Feb 5th, 2018, 08:07 PM

Le Cordon Bleu

By Joan Jessiman
Image Credit: Jane Jessiman
An inside look at what cooking school truly entails.

Le Cordon Bleu is a world renowned cooking school founded in Paris in 1895 and has grown to school 20,000 students across 20 countries. The school offers courses to all-level chefs to obtain certificates, diplomas, and bachelors and masters degrees. Whether learning some basics in the kitchen or pursuing a career as a chef, this cooking school may be for you. Jane Jessiman, my sister, is currently a Cordon Bleu student at their London campus who opened up to about her experience.

Jessiman is a 23-year-old American student who has lived in London for the past four years. She is working towards Le Cordon Bleu's highest diploma, "Le Grande Diplome." This nine-month course ensures students that they will have the skills and knowledge needed to pursue a career in cooking. I visited Le Cordon Bleu's London campus and was able to talk with her about the realities of cooking school, specifically Le Cordon Bleu. 

Image Credit: Jane Jessiman
 

Jessiman moved with such ease around the kitchen that I could barely keep up. She made chocolate eclairs as I chatted with her about her personal cooking experience and her time at Le Cordon Bleu. She measured various ingredients and weighed them to precision on the scale in front of her. As she began to chop chocolate,  I asked her what got her interested in cooking. Her mother "is a nutritionist and chef and spends a lot of time in the kitchen. Her success and love for cooking made me look at this program as something I might enjoy." I asked Jessiman about her experience as a chef and if there were prerequisites to take this course. She laughed, saying, "The course has three sections and progresses in difficulty each section. I started as a beginner in the kitchen. People are at all different levels here, but you don't need any experience to cook here." She explained that she is taking the Grande Diplôme course, which entails classes five days a week for nine months. She described the course as "very difficult", and that she wasn't prepared for the rigor when she started. 
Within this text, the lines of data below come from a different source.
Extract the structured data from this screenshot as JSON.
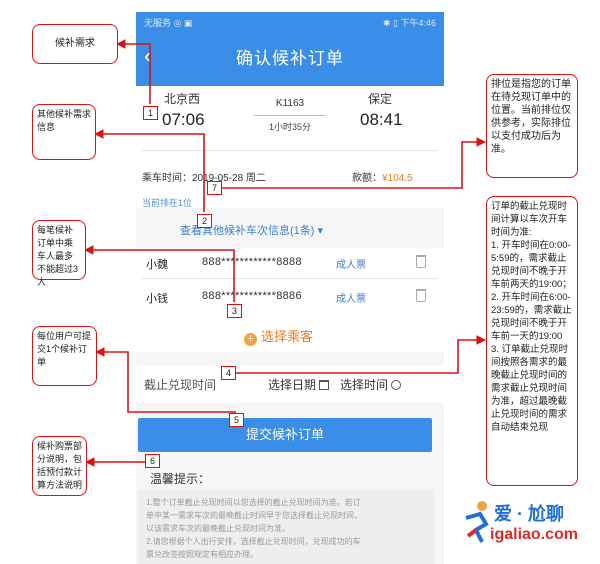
{
  "status_bar": {
    "left": "无服务 ◎ ▣",
    "right": "✱ ▯ 下午4:46"
  },
  "nav": {
    "back": "‹",
    "title": "确认候补订单"
  },
  "trip": {
    "from_station": "北京西",
    "from_time": "07:06",
    "train_no": "K1163",
    "duration": "1小时35分",
    "to_station": "保定",
    "to_time": "08:41",
    "ride_date": "乘车时间：2019-05-28 周二",
    "deposit_label": "款额：",
    "deposit_value": "¥104.5",
    "queue": "当前排在1位",
    "other_trains": "查看其他候补车次信息(1条) ▾"
  },
  "passengers": [
    {
      "name": "小魏",
      "id": "888************8888",
      "type": "成人票"
    },
    {
      "name": "小钱",
      "id": "888************8886",
      "type": "成人票"
    }
  ],
  "add_passenger": "选择乘客",
  "deadline": {
    "label": "截止兑现时间",
    "date": "选择日期",
    "time": "选择时间"
  },
  "submit": "提交候补订单",
  "tips": {
    "title": "温馨提示：",
    "lines": [
      "1.整个订单截止兑现时间以您选择的截止兑现时间为准。若订",
      "单中某一需求车次的最晚截止时间早于您选择截止兑现时间，",
      "以该需求车次的最晚截止兑现时间为准。",
      "2.请您根据个人出行安排，选择截止兑现时间，兑现成功的车",
      "票兑改签按照规定有相应办理。"
    ]
  },
  "annotations": {
    "c1": "候补需求",
    "c2": "其他候补需求信息",
    "c3": "每笔候补订单中乘车人最多不能超过3人",
    "c4": "每位用户可提交1个候补订单",
    "c5": "候补购票部分说明，包括预付款计算方法说明",
    "c6": "排位是指您的订单在待兑现订单中的位置。当前排位仅供参考，实际排位以支付成功后为准。",
    "c7": "订单的截止兑现时间计算以车次开车时间为准:\n1. 开车时间在0:00-5:59的，需求截止兑现时间不晚于开车前两天的19:00；\n2. 开车时间在6:00-23:59的，需求截止兑现时间不晚于开车前一天的19:00\n3. 订单截止兑现时间按照各需求的最晚截止兑现时间的需求截止兑现时间为准，超过最晚截止兑现时间的需求自动结束兑现",
    "n1": "1",
    "n2": "2",
    "n3": "3",
    "n4": "4",
    "n5": "5",
    "n6": "6",
    "n7": "7"
  },
  "watermark": {
    "top": "爱 · 尬聊",
    "bottom": "igaliao.com"
  },
  "colors": {
    "accent": "#3a8ee8",
    "annotation": "#dd1111",
    "price": "#f07a1c"
  }
}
The mixing bowl was whirring at full speed as I asked Jessiman the next round of questions. When asked what the most difficult thing about cooking school was, she responded: "it's hard to pinpoint one thing that has been really difficult. Honestly, the course is generally challenging and each of the skills we have learned are vital. I butchered and cooked a rabbit last week, which was pretty hard." Learning to pluck and butcher various animals during the course made her "appreciate the food we buy in stores." She then scooped a batter into a large piping bag. She cut the tip off and began to pipe mini eclairs. She identified the worst dish she has made so far: one containing offal. "Offal is internal animal organs. We've made lots of dishes using offal in different ways. Some people love it but its not for me."
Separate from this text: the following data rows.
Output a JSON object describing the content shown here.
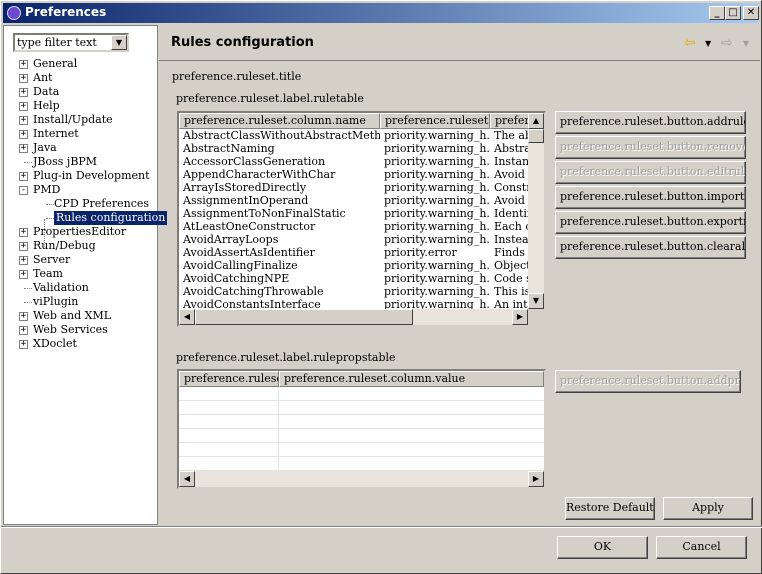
{
  "window": {
    "title": "Preferences"
  },
  "filter": {
    "value": "type filter text"
  },
  "tree": [
    {
      "label": "General",
      "toggle": "+"
    },
    {
      "label": "Ant",
      "toggle": "+"
    },
    {
      "label": "Data",
      "toggle": "+"
    },
    {
      "label": "Help",
      "toggle": "+"
    },
    {
      "label": "Install/Update",
      "toggle": "+"
    },
    {
      "label": "Internet",
      "toggle": "+"
    },
    {
      "label": "Java",
      "toggle": "+"
    },
    {
      "label": "JBoss jBPM",
      "toggle": ""
    },
    {
      "label": "Plug-in Development",
      "toggle": "+"
    },
    {
      "label": "PMD",
      "toggle": "-"
    },
    {
      "label": "CPD Preferences",
      "toggle": "",
      "child": true
    },
    {
      "label": "Rules configuration",
      "toggle": "",
      "child": true,
      "selected": true
    },
    {
      "label": "PropertiesEditor",
      "toggle": "+"
    },
    {
      "label": "Run/Debug",
      "toggle": "+"
    },
    {
      "label": "Server",
      "toggle": "+"
    },
    {
      "label": "Team",
      "toggle": "+"
    },
    {
      "label": "Validation",
      "toggle": ""
    },
    {
      "label": "viPlugin",
      "toggle": ""
    },
    {
      "label": "Web and XML",
      "toggle": "+"
    },
    {
      "label": "Web Services",
      "toggle": "+"
    },
    {
      "label": "XDoclet",
      "toggle": "+"
    }
  ],
  "page": {
    "title": "Rules configuration",
    "ruleset_title": "preference.ruleset.title",
    "ruletable_label": "preference.ruleset.label.ruletable",
    "rulepropstable_label": "preference.ruleset.label.rulepropstable"
  },
  "ruletable": {
    "columns": [
      "preference.ruleset.column.name",
      "preference.ruleset....",
      "prefere"
    ],
    "rows": [
      [
        "AbstractClassWithoutAbstractMethod",
        "priority.warning_h...",
        "The abst"
      ],
      [
        "AbstractNaming",
        "priority.warning_h...",
        "Abstrac"
      ],
      [
        "AccessorClassGeneration",
        "priority.warning_h...",
        "Instanti"
      ],
      [
        "AppendCharacterWithChar",
        "priority.warning_h...",
        "Avoid c"
      ],
      [
        "ArrayIsStoredDirectly",
        "priority.warning_h...",
        "Constru"
      ],
      [
        "AssignmentInOperand",
        "priority.warning_h...",
        "Avoid a"
      ],
      [
        "AssignmentToNonFinalStatic",
        "priority.warning_h...",
        "Identifi"
      ],
      [
        "AtLeastOneConstructor",
        "priority.warning_h...",
        "Each cl"
      ],
      [
        "AvoidArrayLoops",
        "priority.warning_h...",
        "Instead"
      ],
      [
        "AvoidAssertAsIdentifier",
        "priority.error",
        "Finds a"
      ],
      [
        "AvoidCallingFinalize",
        "priority.warning_h...",
        "Object.:"
      ],
      [
        "AvoidCatchingNPE",
        "priority.warning_h...",
        "Code sh"
      ],
      [
        "AvoidCatchingThrowable",
        "priority.warning_h...",
        "This is c"
      ],
      [
        "AvoidConstantsInterface",
        "priority.warning_h...",
        "An inte"
      ]
    ]
  },
  "rule_buttons": {
    "addrule": "preference.ruleset.button.addrule",
    "removerule": "preference.ruleset.button.removerule",
    "editrule": "preference.ruleset.button.editrule",
    "importruleset": "preference.ruleset.button.importruleset",
    "exportruleset": "preference.ruleset.button.exportruleset",
    "clearall": "preference.ruleset.button.clearall"
  },
  "proptable": {
    "columns": [
      "preference.rulese...",
      "preference.ruleset.column.value"
    ],
    "empty_rows": 6
  },
  "addproperty_button": "preference.ruleset.button.addproperty",
  "buttons": {
    "restore_defaults": "Restore Defaults",
    "apply": "Apply",
    "ok": "OK",
    "cancel": "Cancel"
  },
  "colors": {
    "selection": "#0a246a",
    "titlebar": "#0a246a",
    "face": "#d4d0c8"
  }
}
Image Credit: Jane Jessiman
 

Jessiman's favorite things to make are "the complex pastries and baked goods. I like making the cakes that are difficult and you normally wouldn't make at home." As the eclairs went into the oven, the room started to smell like dark chocolate and sugar. We sat down near her workstation and talked about the course lectures that she takes along with the practical cooking classes. When asked about her weekly lectures, she explained her courses, saying "I have a lecture before each practical class. We watch the chef prepare the dish we will be making step-by-step, in order to understand the concepts and recreate it later. They tend to be informative and super helpful for key tips that aren't in the recipe."
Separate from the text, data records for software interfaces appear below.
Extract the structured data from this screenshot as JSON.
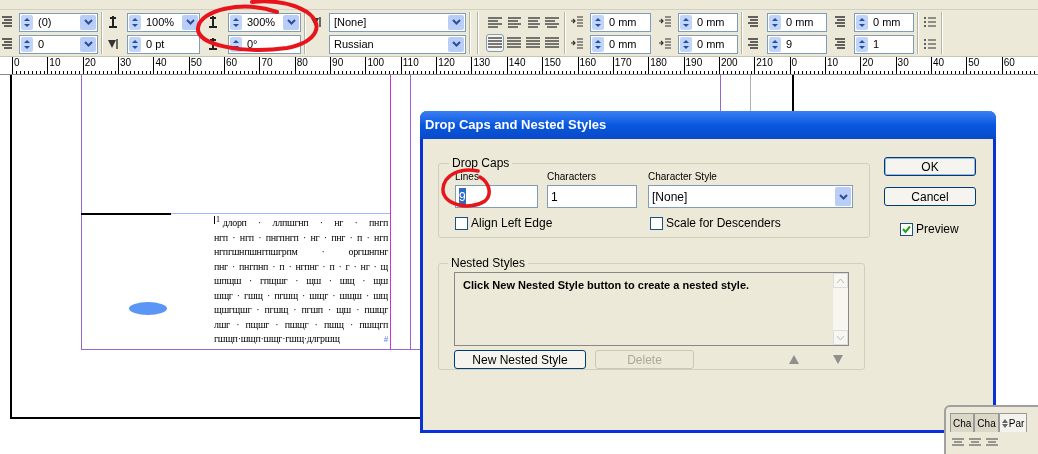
{
  "control_panel": {
    "kerning": {
      "value": "(0)"
    },
    "tracking": {
      "value": "0"
    },
    "vertical_scale": {
      "value": "100%"
    },
    "baseline_shift": {
      "value": "0 pt"
    },
    "horizontal_scale": {
      "value": "300%"
    },
    "skew": {
      "value": "0°"
    },
    "character_style": {
      "value": "[None]"
    },
    "language": {
      "value": "Russian"
    },
    "align_buttons": [
      {
        "selected": false
      },
      {
        "selected": false
      },
      {
        "selected": false
      },
      {
        "selected": false
      },
      {
        "selected": true
      },
      {
        "selected": false
      },
      {
        "selected": false
      },
      {
        "selected": false
      }
    ],
    "left_indent": {
      "value": "0 mm"
    },
    "right_indent": {
      "value": "0 mm"
    },
    "first_line_indent": {
      "value": "0 mm"
    },
    "last_line_indent": {
      "value": "0 mm"
    },
    "space_before": {
      "value": "0 mm"
    },
    "space_after": {
      "value": "0 mm"
    },
    "drop_cap_lines": {
      "value": "9"
    },
    "drop_cap_characters": {
      "value": "1"
    }
  },
  "ruler": {
    "labels": [
      "0",
      "10",
      "20",
      "30",
      "40",
      "50",
      "60",
      "70",
      "80",
      "90",
      "100",
      "110",
      "120",
      "130",
      "140",
      "150",
      "160",
      "170",
      "180",
      "190",
      "200",
      "210",
      "0",
      "10",
      "20",
      "30",
      "40",
      "50",
      "60"
    ]
  },
  "text_frame": {
    "drop_cap": "1",
    "lines": [
      "длорп · ллпшгнп · нг · пнгп",
      "нгп · нгп · пнгпнгп · нг · пнг · п · нгп",
      "нгпгшнпшнгпшгрпм · оргшнпнг",
      "пнг · пнгпнп · п · нгпнг · п · г · нг · щ",
      "шпщш · гпщшг · щш · шщ · щш",
      "шщг · гшщ · пгшщ · шщг · шщш · шщ",
      "щшгщшг · пгшщ · пгшп · щш · пшщг",
      "лшг · пщшг · пшщг · пшщ · пшщгп",
      "гшщп·шщп·шщг·гшщ·длгршщ"
    ],
    "end_mark": "#"
  },
  "dialog": {
    "title": "Drop Caps and Nested Styles",
    "drop_caps": {
      "label": "Drop Caps",
      "lines": {
        "label": "Lines",
        "value": "9",
        "selected_text": true
      },
      "characters": {
        "label": "Characters",
        "value": "1"
      },
      "character_style": {
        "label": "Character Style",
        "value": "[None]"
      },
      "align_left_edge": {
        "label": "Align Left Edge",
        "checked": false
      },
      "scale_for_descenders": {
        "label": "Scale for Descenders",
        "checked": false
      }
    },
    "nested_styles": {
      "label": "Nested Styles",
      "message": "Click New Nested Style button to create a nested style.",
      "new_button": {
        "label": "New Nested Style",
        "disabled": false
      },
      "delete_button": {
        "label": "Delete",
        "disabled": true
      }
    },
    "ok": "OK",
    "cancel": "Cancel",
    "preview": {
      "label": "Preview",
      "checked": true
    }
  },
  "floating_panel": {
    "tabs": [
      {
        "label": "Cha",
        "selected": false
      },
      {
        "label": "Cha",
        "selected": false
      },
      {
        "label": "Par",
        "selected": true
      }
    ]
  }
}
It was time to pipe the chocolate filling into the center of the eclairs.  Jessiman quickly filled the eclairs with the smooth chocolate mixture. When asked if she cooked at home, she replied "Yes, I do cook sometimes. I normally spend nine hours on my feet over a stove, so when I get back to my flat cooking doesn't always seem too appealing. I do practice at home though. Last week I practiced my raspberry macaroons, lemon tarte, and making edible flowers from marzipan." Despite the amount of work she does, she admitted that she does intend on pursuing a career in the food business. "I think its just a matter of figuring out what best suits my skills and what will feature what I want to do. I do love pastry, so possibly a pastry chef."


Image Credit: Jane Jessiman
 

As I wrapped up my chat with Jessiman, beautiful chocolate eclairs were resting on the counter. They looked like they belonged in a high-end pastry shop window. Overall, when asked about Le Cordon Bleu, Jessiman had nothing but good things to say about the course. "It is a rigorous course for students who are serious about food and have a passion for cooking. I would say though, taking cuisine and pastry all at once is a lot. It might be better to take one and then the other."